The problem with invisibility is that you cannot simply switch it off. In my case it was more akin to fading and once the process began, it seemed irreversible. After spending seven years as a parent and nine years as a wife, I found it difficult to present myself to the world in a way that was my own. When flying alone for the first time in years, I was unsure what to put down under “Occupation” on the arrivals card. I simply left it blank and at the airport, the customs officer asked me why I hadn’t filled it in. I answered, “I have two kids…” and he said matter-of-factly, “then write ‘unemployed’, while looking at the form. He wrote it for me.

During a conversation with friends, the discussion turned to the education of children and the systems that best foster it. After each person had given their opinion on school systems and political persuasions that supported their view, I patiently waited for an opening when I thought I could cut in with my own. It’s not that I felt I could weigh in based on my experience as a parent – my children had only just entered formal schooling, but I had a degree in Political Science and had spent years reading political theory and the philosophy that it was founded on. I wanted to allude to Plato’s “Allegory of the Cave” – a story that I had attached myself to as a university student, the same way I had used stories to better tolerate life as a school student all those years before. The childhood coping mechanism that was branded as a talent was really just a fondness for stories of all kinds, getting lost in characters and their lives and the way that they unfolded. No subject, no field of study taught me more than being exposed to other people’s story arcs in whatever form they came to me. Written word was like an ally – a tool that helped me, rather than a weapon I harnessed. Being comfortable with text meant I could access more stories, it meant that I could read and read and read. It was only much later, through sheer lack of resources, that I inverted this knack and realised that if I could (auxiliary function in the past) read, then I could (uncertain possibility in the present) write. When the discussion on education found its natural lull, I opened my mouth to speak but my sentence was cut short before it had even begun. In its place was the suggestion to go outside, the weather had turned pleasant after all. The sun really had come out and I simply let Plato’s Cave Allegory lay dormant in my mind, together with the idea that perhaps being invisible also meant being inaudible and if it didn’t, then how had I somehow managed to become both?

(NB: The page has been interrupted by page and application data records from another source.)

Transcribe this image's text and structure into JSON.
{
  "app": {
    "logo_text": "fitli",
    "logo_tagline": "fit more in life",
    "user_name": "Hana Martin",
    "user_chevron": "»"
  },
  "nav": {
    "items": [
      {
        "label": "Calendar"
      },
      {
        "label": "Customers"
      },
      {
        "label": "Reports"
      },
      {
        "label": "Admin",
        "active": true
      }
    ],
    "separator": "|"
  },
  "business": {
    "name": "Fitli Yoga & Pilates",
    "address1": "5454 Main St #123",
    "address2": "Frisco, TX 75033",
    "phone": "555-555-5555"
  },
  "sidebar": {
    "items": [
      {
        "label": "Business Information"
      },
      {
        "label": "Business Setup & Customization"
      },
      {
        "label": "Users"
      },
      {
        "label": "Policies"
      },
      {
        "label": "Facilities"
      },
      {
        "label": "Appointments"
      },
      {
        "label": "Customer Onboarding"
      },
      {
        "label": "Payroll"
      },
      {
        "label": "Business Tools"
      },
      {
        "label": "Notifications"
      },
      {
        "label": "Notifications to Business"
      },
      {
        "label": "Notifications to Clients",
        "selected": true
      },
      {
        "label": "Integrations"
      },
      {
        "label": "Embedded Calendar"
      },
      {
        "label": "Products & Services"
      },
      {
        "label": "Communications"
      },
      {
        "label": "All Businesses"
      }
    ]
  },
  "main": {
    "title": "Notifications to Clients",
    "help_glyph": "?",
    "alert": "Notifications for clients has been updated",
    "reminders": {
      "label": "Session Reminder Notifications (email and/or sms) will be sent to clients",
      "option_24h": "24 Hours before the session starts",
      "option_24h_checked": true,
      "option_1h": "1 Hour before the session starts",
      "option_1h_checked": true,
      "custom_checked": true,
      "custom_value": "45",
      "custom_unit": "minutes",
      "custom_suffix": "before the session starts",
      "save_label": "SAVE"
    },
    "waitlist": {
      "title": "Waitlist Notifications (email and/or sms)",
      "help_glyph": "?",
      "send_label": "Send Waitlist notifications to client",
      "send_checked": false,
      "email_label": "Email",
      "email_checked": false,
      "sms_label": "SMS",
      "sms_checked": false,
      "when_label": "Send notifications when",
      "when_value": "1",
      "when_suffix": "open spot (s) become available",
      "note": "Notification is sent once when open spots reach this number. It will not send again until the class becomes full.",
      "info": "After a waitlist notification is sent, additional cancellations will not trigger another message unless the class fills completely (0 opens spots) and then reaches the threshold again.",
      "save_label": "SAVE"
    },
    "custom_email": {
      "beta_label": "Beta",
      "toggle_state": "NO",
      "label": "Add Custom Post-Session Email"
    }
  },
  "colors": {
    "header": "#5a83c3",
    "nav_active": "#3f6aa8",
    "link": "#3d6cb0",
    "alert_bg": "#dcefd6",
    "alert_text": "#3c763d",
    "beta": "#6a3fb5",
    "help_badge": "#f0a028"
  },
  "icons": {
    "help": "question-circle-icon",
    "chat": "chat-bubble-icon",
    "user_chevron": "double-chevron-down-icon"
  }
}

My mother told me once that an ancient religious definition of Heaven was an individual’s ability to fulfil their soul’s potential. Not fulfilling one’s potential, by that same logic, could be categorised as Hell. Unlike most things my mother told me, I could relate to that. I could bear witness to it, even. I was not fulfilling my potential because not only had I become invisible to the world and inaudible to the people around me, I had become wordless even unto myself. This was perhaps the most alarming realisation – not the isolation from society, but the alienation from myself. I had always been able to withstand my reality by finding a means to escape through my own mind, the thoughts I created with it and the words that gave them a material form, that I either found mirrored in other people’s writing or composed with my own hand. I was without the only superpower I had ever known. It felt like Hell.

When I was a kid I really thought that if I could fly, this ability would save me from falling off a tall building. As an adult, I now wonder whether that superpower would save me if I wanted to jump off a tall building, if I desired to fall – would my willingness to end my life override my ability to fly or would it be the other way round?

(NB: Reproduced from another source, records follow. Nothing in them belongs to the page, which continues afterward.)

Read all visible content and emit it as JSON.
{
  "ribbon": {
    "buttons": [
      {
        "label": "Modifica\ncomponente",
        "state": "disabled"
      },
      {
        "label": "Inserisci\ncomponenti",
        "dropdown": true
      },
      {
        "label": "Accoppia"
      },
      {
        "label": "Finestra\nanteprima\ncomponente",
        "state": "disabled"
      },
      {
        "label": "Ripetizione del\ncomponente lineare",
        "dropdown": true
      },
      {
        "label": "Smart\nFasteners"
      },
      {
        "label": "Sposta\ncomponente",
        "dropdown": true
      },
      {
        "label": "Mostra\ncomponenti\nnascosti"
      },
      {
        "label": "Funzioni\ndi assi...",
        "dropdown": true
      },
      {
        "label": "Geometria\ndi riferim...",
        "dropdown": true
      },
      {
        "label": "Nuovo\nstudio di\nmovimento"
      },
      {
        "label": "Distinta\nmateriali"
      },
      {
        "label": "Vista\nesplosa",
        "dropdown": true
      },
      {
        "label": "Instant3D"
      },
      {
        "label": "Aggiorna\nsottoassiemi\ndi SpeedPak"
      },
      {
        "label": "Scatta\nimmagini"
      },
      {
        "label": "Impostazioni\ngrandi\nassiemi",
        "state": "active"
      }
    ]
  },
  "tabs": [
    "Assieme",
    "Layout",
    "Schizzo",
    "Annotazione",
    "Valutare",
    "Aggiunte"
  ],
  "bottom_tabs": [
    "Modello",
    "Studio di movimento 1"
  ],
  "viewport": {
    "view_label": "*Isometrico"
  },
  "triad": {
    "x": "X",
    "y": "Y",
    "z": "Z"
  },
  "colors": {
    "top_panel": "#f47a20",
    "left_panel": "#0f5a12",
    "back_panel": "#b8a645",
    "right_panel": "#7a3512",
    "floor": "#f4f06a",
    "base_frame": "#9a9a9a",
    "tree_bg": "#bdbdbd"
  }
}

The way we succumb to fears and the innate powers we possess to parlay them is a battle that may play out over a lifetime, bringing forth a different outcome on any given day.

Today, at least, I count as a win.

Zayda Dollie is a mother of two girls and a writer. After a stint in Canberra working for the UN and a long-term post in Timor-Leste, I am now residing with my daughters in Adelaide, Australia.